|subject||Identifier name for a unique, never changing username. Membrane defaults to username but in OpenID Connect subject should be set to sub|
|src||Openid-provider ( in this example this is the issuer attribute in the authorization server ) and gets the openid-discovery file from the issuer|
|clientId||Is given to the user at registration from the authorization server|
|scope||Specifies the requested scopes|
|claims||Individual claims for the request and is only usable with the openid scope. These claims are then available at the userinfo endpoint.|
|claimsIdt||Individual claims for the request and is only usable with the openid scope. These claims are then available in the idToken.|
When the OAuth2 / OpenID Connect flow is done everything of importance is collected on the outgoing exchange as a property called oauth2. This property can be used to customize the call to the target e.g. to set the authorization header. In this example we use the Groovy interceptor to put the email address of the user ( that was requested through the profile scope ) as the value of the authorization header.
The oauth2 Exchange Property
The oauth2 property on the exchange object has several properties that can be accessed.
|accessToken||Access token that is generated by the token endpoint|
|tokenType||Token type of the given access token ( e.g. bearer )|
|expiresIn||Time in seconds the token is valid for|
|receivedAt||The time (Java: LocalDateTime) the token was received|

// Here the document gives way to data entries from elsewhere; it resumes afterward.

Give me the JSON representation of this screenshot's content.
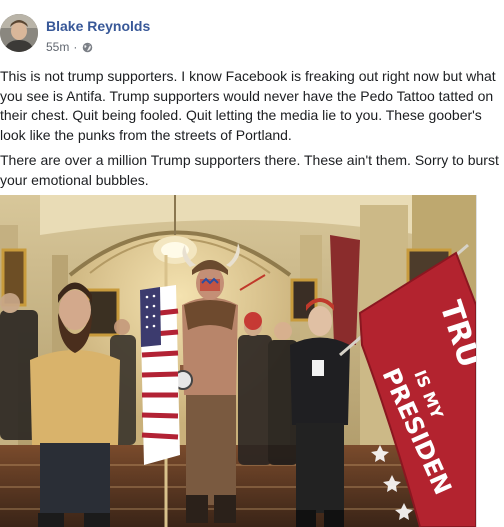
{
  "post": {
    "author": "Blake Reynolds",
    "time": "55m",
    "separator": "·",
    "paragraphs": [
      "This is not trump supporters. I know Facebook is freaking out right now but what",
      "you see is Antifa. Trump supporters would never have the Pedo Tattoo tatted on",
      "their chest. Quit being fooled. Quit letting the media lie to you. These goober's",
      "look like the punks from the streets of Portland.",
      "There are over a million Trump supporters there. These ain't them. Sorry to burst",
      "your emotional bubbles."
    ],
    "photo_flag_text": [
      "TRU",
      "IS MY",
      "PRESIDEN"
    ]
  },
  "colors": {
    "author_link": "#385898",
    "meta_gray": "#616770",
    "flag_red": "#b3232f"
  },
  "icons": {
    "privacy": "globe-icon"
  }
}
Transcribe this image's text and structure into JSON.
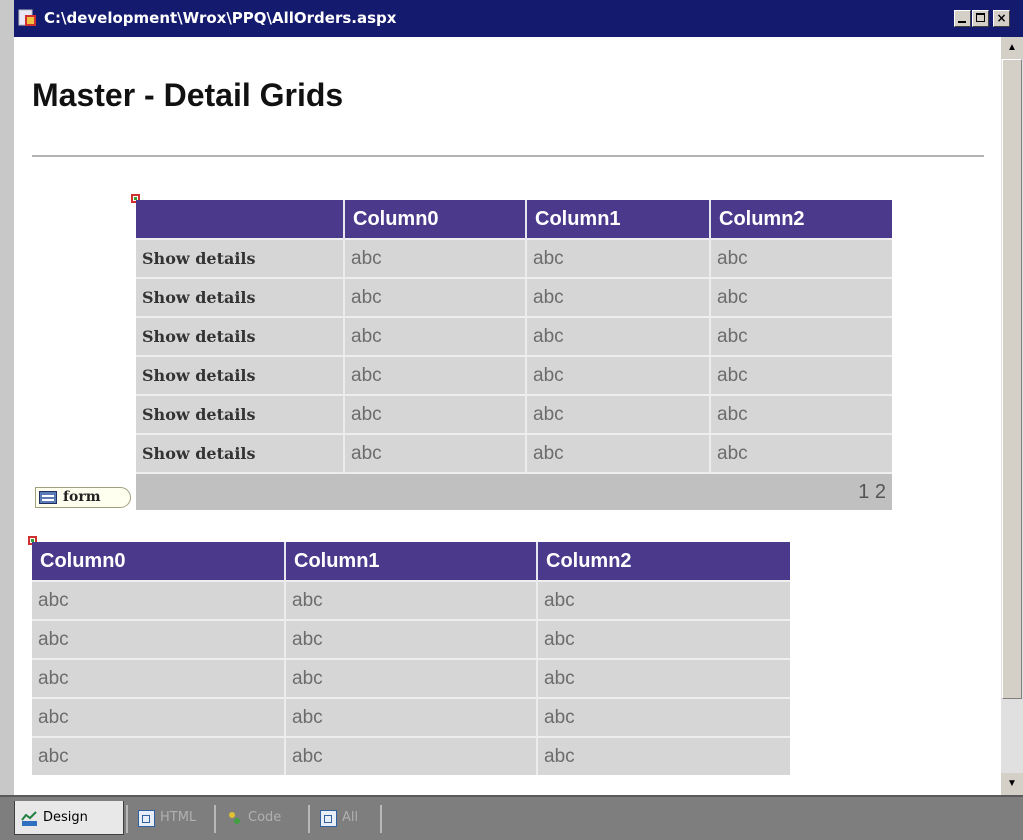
{
  "window": {
    "title": "C:\\development\\Wrox\\PPQ\\AllOrders.aspx",
    "controls": [
      "minimize",
      "maximize",
      "close"
    ],
    "close_glyph": "×"
  },
  "page": {
    "heading": "Master - Detail Grids"
  },
  "master_grid": {
    "columns": [
      "",
      "Column0",
      "Column1",
      "Column2"
    ],
    "rows": [
      [
        "Show details",
        "abc",
        "abc",
        "abc"
      ],
      [
        "Show details",
        "abc",
        "abc",
        "abc"
      ],
      [
        "Show details",
        "abc",
        "abc",
        "abc"
      ],
      [
        "Show details",
        "abc",
        "abc",
        "abc"
      ],
      [
        "Show details",
        "abc",
        "abc",
        "abc"
      ],
      [
        "Show details",
        "abc",
        "abc",
        "abc"
      ]
    ],
    "pager": "1 2"
  },
  "form_tag": {
    "label": "form",
    "icon": "form-icon"
  },
  "detail_grid": {
    "columns": [
      "Column0",
      "Column1",
      "Column2"
    ],
    "rows": [
      [
        "abc",
        "abc",
        "abc"
      ],
      [
        "abc",
        "abc",
        "abc"
      ],
      [
        "abc",
        "abc",
        "abc"
      ],
      [
        "abc",
        "abc",
        "abc"
      ],
      [
        "abc",
        "abc",
        "abc"
      ]
    ]
  },
  "view_tabs": [
    {
      "label": "Design",
      "icon": "design-icon",
      "active": true
    },
    {
      "label": "HTML",
      "icon": "html-icon",
      "active": false
    },
    {
      "label": "Code",
      "icon": "code-icon",
      "active": false
    },
    {
      "label": "All",
      "icon": "all-icon",
      "active": false
    }
  ],
  "colors": {
    "titlebar": "#141a6e",
    "grid_header": "#4b3a8c",
    "grid_row": "#d6d6d6",
    "pager": "#c0c0c0"
  }
}
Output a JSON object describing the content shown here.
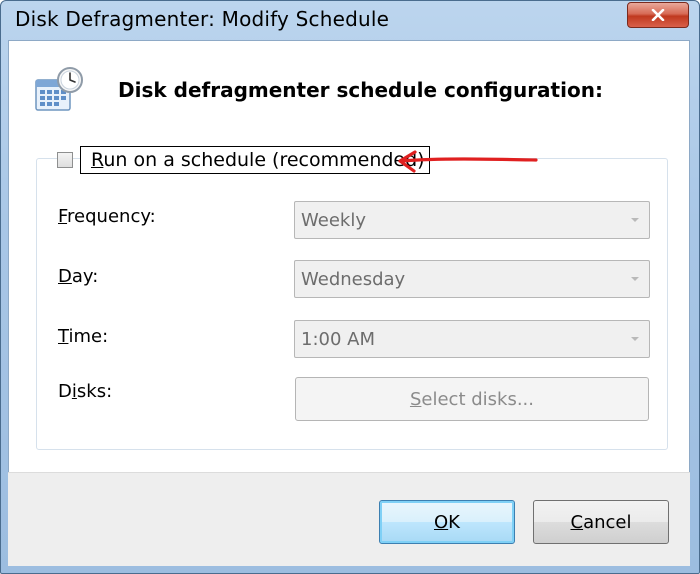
{
  "window": {
    "title": "Disk Defragmenter: Modify Schedule"
  },
  "header": {
    "text": "Disk defragmenter schedule configuration:",
    "icon": "calendar-clock-icon"
  },
  "schedule": {
    "checkbox_label_first": "R",
    "checkbox_label_rest": "un on a schedule (recommended)",
    "checked": false
  },
  "fields": {
    "frequency_label_first": "F",
    "frequency_label_rest": "requency:",
    "frequency_value": "Weekly",
    "day_label_first": "D",
    "day_label_rest": "ay:",
    "day_value": "Wednesday",
    "time_label_first": "T",
    "time_label_rest": "ime:",
    "time_value": "1:00 AM",
    "disks_label_pre": "D",
    "disks_label_u": "i",
    "disks_label_rest": "sks:",
    "select_disks_pre": "",
    "select_disks_u": "S",
    "select_disks_rest": "elect disks..."
  },
  "buttons": {
    "ok_u": "O",
    "ok_rest": "K",
    "cancel_u": "C",
    "cancel_rest": "ancel"
  },
  "colors": {
    "annotation_arrow": "#e02020"
  }
}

|idToken||id token that is generated by the token endpoint in openid scope|
|userinfo||Map with the requested claims|